Items listed in a dataset:
- Opening Delimiter -
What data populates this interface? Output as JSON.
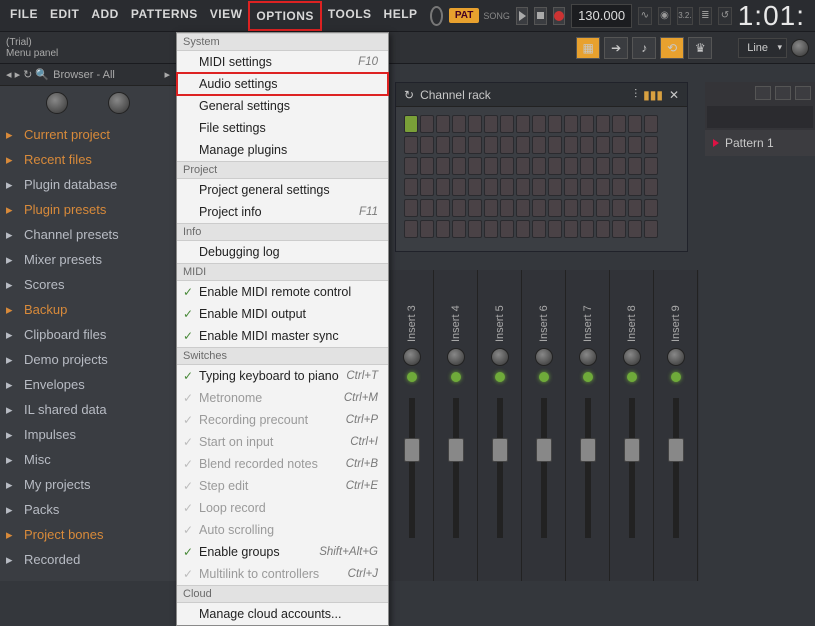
{
  "menubar": [
    "FILE",
    "EDIT",
    "ADD",
    "PATTERNS",
    "VIEW",
    "OPTIONS",
    "TOOLS",
    "HELP"
  ],
  "pat_badge": "PAT",
  "song_label": "SONG",
  "tempo": "130.000",
  "top_icons": [
    "wave",
    "midi",
    "3.2.1",
    "bar",
    "undo"
  ],
  "time_display": "1:01:",
  "hint": {
    "line1": "(Trial)",
    "line2": "Menu panel"
  },
  "snap_label": "Line",
  "browser": {
    "header": "Browser - All",
    "items": [
      {
        "label": "Current project",
        "cls": "orange"
      },
      {
        "label": "Recent files",
        "cls": "orange"
      },
      {
        "label": "Plugin database",
        "cls": ""
      },
      {
        "label": "Plugin presets",
        "cls": "orange"
      },
      {
        "label": "Channel presets",
        "cls": ""
      },
      {
        "label": "Mixer presets",
        "cls": ""
      },
      {
        "label": "Scores",
        "cls": ""
      },
      {
        "label": "Backup",
        "cls": "orange"
      },
      {
        "label": "Clipboard files",
        "cls": ""
      },
      {
        "label": "Demo projects",
        "cls": ""
      },
      {
        "label": "Envelopes",
        "cls": ""
      },
      {
        "label": "IL shared data",
        "cls": ""
      },
      {
        "label": "Impulses",
        "cls": ""
      },
      {
        "label": "Misc",
        "cls": ""
      },
      {
        "label": "My projects",
        "cls": ""
      },
      {
        "label": "Packs",
        "cls": ""
      },
      {
        "label": "Project bones",
        "cls": "orange"
      },
      {
        "label": "Recorded",
        "cls": ""
      }
    ]
  },
  "channel_rack": {
    "title": "Channel rack"
  },
  "mixer_inserts": [
    "Insert 3",
    "Insert 4",
    "Insert 5",
    "Insert 6",
    "Insert 7",
    "Insert 8",
    "Insert 9"
  ],
  "pattern": {
    "label": "Pattern 1"
  },
  "dropdown": {
    "sections": [
      {
        "title": "System",
        "items": [
          {
            "label": "MIDI settings",
            "shortcut": "F10"
          },
          {
            "label": "Audio settings",
            "hl": true
          },
          {
            "label": "General settings"
          },
          {
            "label": "File settings"
          },
          {
            "label": "Manage plugins"
          }
        ]
      },
      {
        "title": "Project",
        "items": [
          {
            "label": "Project general settings"
          },
          {
            "label": "Project info",
            "shortcut": "F11"
          }
        ]
      },
      {
        "title": "Info",
        "items": [
          {
            "label": "Debugging log"
          }
        ]
      },
      {
        "title": "MIDI",
        "items": [
          {
            "label": "Enable MIDI remote control",
            "check": true
          },
          {
            "label": "Enable MIDI output",
            "check": true
          },
          {
            "label": "Enable MIDI master sync",
            "check": true
          }
        ]
      },
      {
        "title": "Switches",
        "items": [
          {
            "label": "Typing keyboard to piano",
            "shortcut": "Ctrl+T",
            "check": true
          },
          {
            "label": "Metronome",
            "shortcut": "Ctrl+M",
            "check": true,
            "grey": true
          },
          {
            "label": "Recording precount",
            "shortcut": "Ctrl+P",
            "check": true,
            "grey": true
          },
          {
            "label": "Start on input",
            "shortcut": "Ctrl+I",
            "check": true,
            "grey": true
          },
          {
            "label": "Blend recorded notes",
            "shortcut": "Ctrl+B",
            "check": true,
            "grey": true
          },
          {
            "label": "Step edit",
            "shortcut": "Ctrl+E",
            "check": true,
            "grey": true
          },
          {
            "label": "Loop record",
            "check": true,
            "grey": true
          },
          {
            "label": "Auto scrolling",
            "check": true,
            "grey": true
          },
          {
            "label": "Enable groups",
            "shortcut": "Shift+Alt+G",
            "check": true
          },
          {
            "label": "Multilink to controllers",
            "shortcut": "Ctrl+J",
            "check": true,
            "grey": true
          }
        ]
      },
      {
        "title": "Cloud",
        "items": [
          {
            "label": "Manage cloud accounts..."
          }
        ]
      }
    ]
  }
}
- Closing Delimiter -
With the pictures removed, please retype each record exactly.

What data populates this interface? Output as JSON.
{
  "menubar": [
    "FILE",
    "EDIT",
    "ADD",
    "PATTERNS",
    "VIEW",
    "OPTIONS",
    "TOOLS",
    "HELP"
  ],
  "pat_badge": "PAT",
  "song_label": "SONG",
  "tempo": "130.000",
  "top_icons": [
    "wave",
    "midi",
    "3.2.1",
    "bar",
    "undo"
  ],
  "time_display": "1:01:",
  "hint": {
    "line1": "(Trial)",
    "line2": "Menu panel"
  },
  "snap_label": "Line",
  "browser": {
    "header": "Browser - All",
    "items": [
      {
        "label": "Current project",
        "cls": "orange"
      },
      {
        "label": "Recent files",
        "cls": "orange"
      },
      {
        "label": "Plugin database",
        "cls": ""
      },
      {
        "label": "Plugin presets",
        "cls": "orange"
      },
      {
        "label": "Channel presets",
        "cls": ""
      },
      {
        "label": "Mixer presets",
        "cls": ""
      },
      {
        "label": "Scores",
        "cls": ""
      },
      {
        "label": "Backup",
        "cls": "orange"
      },
      {
        "label": "Clipboard files",
        "cls": ""
      },
      {
        "label": "Demo projects",
        "cls": ""
      },
      {
        "label": "Envelopes",
        "cls": ""
      },
      {
        "label": "IL shared data",
        "cls": ""
      },
      {
        "label": "Impulses",
        "cls": ""
      },
      {
        "label": "Misc",
        "cls": ""
      },
      {
        "label": "My projects",
        "cls": ""
      },
      {
        "label": "Packs",
        "cls": ""
      },
      {
        "label": "Project bones",
        "cls": "orange"
      },
      {
        "label": "Recorded",
        "cls": ""
      }
    ]
  },
  "channel_rack": {
    "title": "Channel rack"
  },
  "mixer_inserts": [
    "Insert 3",
    "Insert 4",
    "Insert 5",
    "Insert 6",
    "Insert 7",
    "Insert 8",
    "Insert 9"
  ],
  "pattern": {
    "label": "Pattern 1"
  },
  "dropdown": {
    "sections": [
      {
        "title": "System",
        "items": [
          {
            "label": "MIDI settings",
            "shortcut": "F10"
          },
          {
            "label": "Audio settings",
            "hl": true
          },
          {
            "label": "General settings"
          },
          {
            "label": "File settings"
          },
          {
            "label": "Manage plugins"
          }
        ]
      },
      {
        "title": "Project",
        "items": [
          {
            "label": "Project general settings"
          },
          {
            "label": "Project info",
            "shortcut": "F11"
          }
        ]
      },
      {
        "title": "Info",
        "items": [
          {
            "label": "Debugging log"
          }
        ]
      },
      {
        "title": "MIDI",
        "items": [
          {
            "label": "Enable MIDI remote control",
            "check": true
          },
          {
            "label": "Enable MIDI output",
            "check": true
          },
          {
            "label": "Enable MIDI master sync",
            "check": true
          }
        ]
      },
      {
        "title": "Switches",
        "items": [
          {
            "label": "Typing keyboard to piano",
            "shortcut": "Ctrl+T",
            "check": true
          },
          {
            "label": "Metronome",
            "shortcut": "Ctrl+M",
            "check": true,
            "grey": true
          },
          {
            "label": "Recording precount",
            "shortcut": "Ctrl+P",
            "check": true,
            "grey": true
          },
          {
            "label": "Start on input",
            "shortcut": "Ctrl+I",
            "check": true,
            "grey": true
          },
          {
            "label": "Blend recorded notes",
            "shortcut": "Ctrl+B",
            "check": true,
            "grey": true
          },
          {
            "label": "Step edit",
            "shortcut": "Ctrl+E",
            "check": true,
            "grey": true
          },
          {
            "label": "Loop record",
            "check": true,
            "grey": true
          },
          {
            "label": "Auto scrolling",
            "check": true,
            "grey": true
          },
          {
            "label": "Enable groups",
            "shortcut": "Shift+Alt+G",
            "check": true
          },
          {
            "label": "Multilink to controllers",
            "shortcut": "Ctrl+J",
            "check": true,
            "grey": true
          }
        ]
      },
      {
        "title": "Cloud",
        "items": [
          {
            "label": "Manage cloud accounts..."
          }
        ]
      }
    ]
  }
}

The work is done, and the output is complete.